• [Exercise]:
Search the records below for the word "true". Pull out each line that has it.

• [Data shown]:
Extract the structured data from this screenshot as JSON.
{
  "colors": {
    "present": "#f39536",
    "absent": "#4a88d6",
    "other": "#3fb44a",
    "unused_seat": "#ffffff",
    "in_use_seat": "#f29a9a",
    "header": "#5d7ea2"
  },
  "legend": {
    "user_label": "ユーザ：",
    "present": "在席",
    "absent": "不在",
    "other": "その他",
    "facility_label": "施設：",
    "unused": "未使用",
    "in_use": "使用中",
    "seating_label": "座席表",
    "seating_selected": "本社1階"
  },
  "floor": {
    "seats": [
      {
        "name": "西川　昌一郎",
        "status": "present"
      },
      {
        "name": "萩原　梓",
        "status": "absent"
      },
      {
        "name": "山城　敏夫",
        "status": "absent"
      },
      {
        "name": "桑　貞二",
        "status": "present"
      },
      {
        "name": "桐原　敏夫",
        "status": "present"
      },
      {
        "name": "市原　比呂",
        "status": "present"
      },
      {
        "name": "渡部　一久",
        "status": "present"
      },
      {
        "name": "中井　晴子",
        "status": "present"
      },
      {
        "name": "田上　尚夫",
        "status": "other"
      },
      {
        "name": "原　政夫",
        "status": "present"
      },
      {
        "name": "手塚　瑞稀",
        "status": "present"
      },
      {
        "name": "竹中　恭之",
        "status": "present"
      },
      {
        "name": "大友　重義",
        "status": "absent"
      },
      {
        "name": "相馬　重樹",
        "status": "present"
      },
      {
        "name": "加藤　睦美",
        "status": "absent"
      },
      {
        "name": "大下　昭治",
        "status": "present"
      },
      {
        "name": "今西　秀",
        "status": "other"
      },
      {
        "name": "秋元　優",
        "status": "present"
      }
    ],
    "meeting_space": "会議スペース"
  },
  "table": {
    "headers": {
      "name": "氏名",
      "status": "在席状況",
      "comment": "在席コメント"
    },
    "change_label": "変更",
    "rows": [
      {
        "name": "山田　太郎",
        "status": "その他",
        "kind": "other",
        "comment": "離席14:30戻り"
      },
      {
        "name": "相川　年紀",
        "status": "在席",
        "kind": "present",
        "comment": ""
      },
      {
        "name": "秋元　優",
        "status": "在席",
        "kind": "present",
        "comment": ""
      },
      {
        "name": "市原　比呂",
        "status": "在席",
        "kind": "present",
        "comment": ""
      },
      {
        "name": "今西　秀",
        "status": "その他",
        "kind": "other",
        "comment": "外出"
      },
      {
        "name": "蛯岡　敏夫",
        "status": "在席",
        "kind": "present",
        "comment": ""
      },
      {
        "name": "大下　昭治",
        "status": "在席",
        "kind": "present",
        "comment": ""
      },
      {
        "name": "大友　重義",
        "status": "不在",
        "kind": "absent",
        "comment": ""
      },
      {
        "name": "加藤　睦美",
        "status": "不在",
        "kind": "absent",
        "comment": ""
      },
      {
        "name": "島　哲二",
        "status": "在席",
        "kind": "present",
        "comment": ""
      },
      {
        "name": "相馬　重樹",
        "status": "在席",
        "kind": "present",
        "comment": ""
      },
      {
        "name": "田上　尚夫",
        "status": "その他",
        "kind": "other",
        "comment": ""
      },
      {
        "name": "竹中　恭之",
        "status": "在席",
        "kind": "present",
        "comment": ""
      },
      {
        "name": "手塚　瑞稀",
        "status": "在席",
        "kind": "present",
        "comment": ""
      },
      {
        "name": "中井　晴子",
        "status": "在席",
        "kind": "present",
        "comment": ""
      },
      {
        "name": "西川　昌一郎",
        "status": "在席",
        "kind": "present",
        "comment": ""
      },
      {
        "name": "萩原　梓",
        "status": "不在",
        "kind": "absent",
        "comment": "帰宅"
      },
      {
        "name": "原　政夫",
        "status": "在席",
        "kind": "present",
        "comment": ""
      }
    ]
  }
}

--

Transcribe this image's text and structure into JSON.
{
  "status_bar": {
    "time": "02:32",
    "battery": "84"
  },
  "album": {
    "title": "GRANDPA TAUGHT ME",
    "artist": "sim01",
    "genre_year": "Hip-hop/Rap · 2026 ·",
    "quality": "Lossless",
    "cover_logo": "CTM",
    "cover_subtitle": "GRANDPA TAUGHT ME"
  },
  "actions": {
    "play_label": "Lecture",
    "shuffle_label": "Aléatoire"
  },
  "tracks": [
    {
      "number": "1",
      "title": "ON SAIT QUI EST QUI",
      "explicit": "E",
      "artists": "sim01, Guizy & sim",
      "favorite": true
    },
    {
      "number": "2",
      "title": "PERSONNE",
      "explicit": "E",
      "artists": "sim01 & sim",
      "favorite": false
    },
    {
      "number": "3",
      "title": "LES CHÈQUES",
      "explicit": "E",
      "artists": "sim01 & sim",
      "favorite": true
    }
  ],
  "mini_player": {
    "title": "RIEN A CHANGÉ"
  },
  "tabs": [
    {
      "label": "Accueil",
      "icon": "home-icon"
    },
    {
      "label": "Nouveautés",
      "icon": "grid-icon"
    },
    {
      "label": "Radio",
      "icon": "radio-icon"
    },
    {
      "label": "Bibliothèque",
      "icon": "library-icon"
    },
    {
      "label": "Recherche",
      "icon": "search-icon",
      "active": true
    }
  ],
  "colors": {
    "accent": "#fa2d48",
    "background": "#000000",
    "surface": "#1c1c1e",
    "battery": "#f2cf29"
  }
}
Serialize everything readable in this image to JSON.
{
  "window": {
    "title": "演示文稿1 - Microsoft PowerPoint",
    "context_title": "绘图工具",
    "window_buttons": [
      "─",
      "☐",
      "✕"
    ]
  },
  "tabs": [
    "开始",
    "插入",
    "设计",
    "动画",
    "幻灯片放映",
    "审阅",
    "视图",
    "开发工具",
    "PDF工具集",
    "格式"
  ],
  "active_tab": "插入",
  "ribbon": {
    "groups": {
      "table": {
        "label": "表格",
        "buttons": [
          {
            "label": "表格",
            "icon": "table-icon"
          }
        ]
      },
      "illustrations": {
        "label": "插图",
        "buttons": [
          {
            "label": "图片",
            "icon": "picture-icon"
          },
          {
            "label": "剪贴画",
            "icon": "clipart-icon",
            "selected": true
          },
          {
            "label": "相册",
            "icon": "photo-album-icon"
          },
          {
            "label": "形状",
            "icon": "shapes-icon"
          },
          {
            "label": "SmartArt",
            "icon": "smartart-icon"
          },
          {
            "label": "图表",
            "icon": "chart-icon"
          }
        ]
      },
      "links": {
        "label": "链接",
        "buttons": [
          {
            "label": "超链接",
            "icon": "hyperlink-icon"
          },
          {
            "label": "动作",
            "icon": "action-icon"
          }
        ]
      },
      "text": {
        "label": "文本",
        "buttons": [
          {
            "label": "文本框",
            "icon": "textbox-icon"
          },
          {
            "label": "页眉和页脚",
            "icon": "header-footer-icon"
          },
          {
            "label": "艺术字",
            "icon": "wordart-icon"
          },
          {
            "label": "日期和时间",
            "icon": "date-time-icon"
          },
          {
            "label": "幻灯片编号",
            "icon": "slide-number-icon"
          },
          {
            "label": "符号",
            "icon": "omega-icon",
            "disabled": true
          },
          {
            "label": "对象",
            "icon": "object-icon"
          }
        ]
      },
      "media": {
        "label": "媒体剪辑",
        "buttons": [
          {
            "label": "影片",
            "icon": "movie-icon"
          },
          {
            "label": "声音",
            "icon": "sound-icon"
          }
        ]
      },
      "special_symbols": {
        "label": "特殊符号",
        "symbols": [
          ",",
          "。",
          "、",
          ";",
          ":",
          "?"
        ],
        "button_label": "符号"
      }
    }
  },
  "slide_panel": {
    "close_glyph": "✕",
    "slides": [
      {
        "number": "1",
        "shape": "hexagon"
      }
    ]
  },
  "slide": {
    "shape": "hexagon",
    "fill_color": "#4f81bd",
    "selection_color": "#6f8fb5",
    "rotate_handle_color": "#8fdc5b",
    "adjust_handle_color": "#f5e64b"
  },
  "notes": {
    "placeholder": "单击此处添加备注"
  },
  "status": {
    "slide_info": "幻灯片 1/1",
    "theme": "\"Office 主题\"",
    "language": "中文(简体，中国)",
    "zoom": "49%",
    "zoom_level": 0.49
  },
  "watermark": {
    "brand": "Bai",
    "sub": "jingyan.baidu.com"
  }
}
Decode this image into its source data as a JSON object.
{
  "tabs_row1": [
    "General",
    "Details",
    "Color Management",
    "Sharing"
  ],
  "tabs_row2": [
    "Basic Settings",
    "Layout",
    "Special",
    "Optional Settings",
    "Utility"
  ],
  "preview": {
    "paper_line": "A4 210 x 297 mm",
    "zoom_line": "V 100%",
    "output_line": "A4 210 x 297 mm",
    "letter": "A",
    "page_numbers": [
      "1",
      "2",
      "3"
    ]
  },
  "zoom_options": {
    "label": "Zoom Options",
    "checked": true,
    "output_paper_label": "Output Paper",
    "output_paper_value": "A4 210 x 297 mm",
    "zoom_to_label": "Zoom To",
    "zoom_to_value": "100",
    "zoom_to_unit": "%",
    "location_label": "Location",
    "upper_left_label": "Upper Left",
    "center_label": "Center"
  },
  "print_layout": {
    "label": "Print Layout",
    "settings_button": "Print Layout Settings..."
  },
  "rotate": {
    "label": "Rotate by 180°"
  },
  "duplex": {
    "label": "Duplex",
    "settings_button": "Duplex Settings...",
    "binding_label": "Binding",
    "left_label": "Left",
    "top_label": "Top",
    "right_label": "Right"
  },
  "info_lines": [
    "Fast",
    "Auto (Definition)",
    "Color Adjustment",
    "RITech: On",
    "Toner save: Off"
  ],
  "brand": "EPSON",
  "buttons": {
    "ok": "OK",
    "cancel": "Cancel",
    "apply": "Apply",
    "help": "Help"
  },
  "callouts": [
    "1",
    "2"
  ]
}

• [Output for this exercise]:
      "favorite": true
      "favorite": true
      "active": true
            "selected": true
            "disabled": true
    "checked": true,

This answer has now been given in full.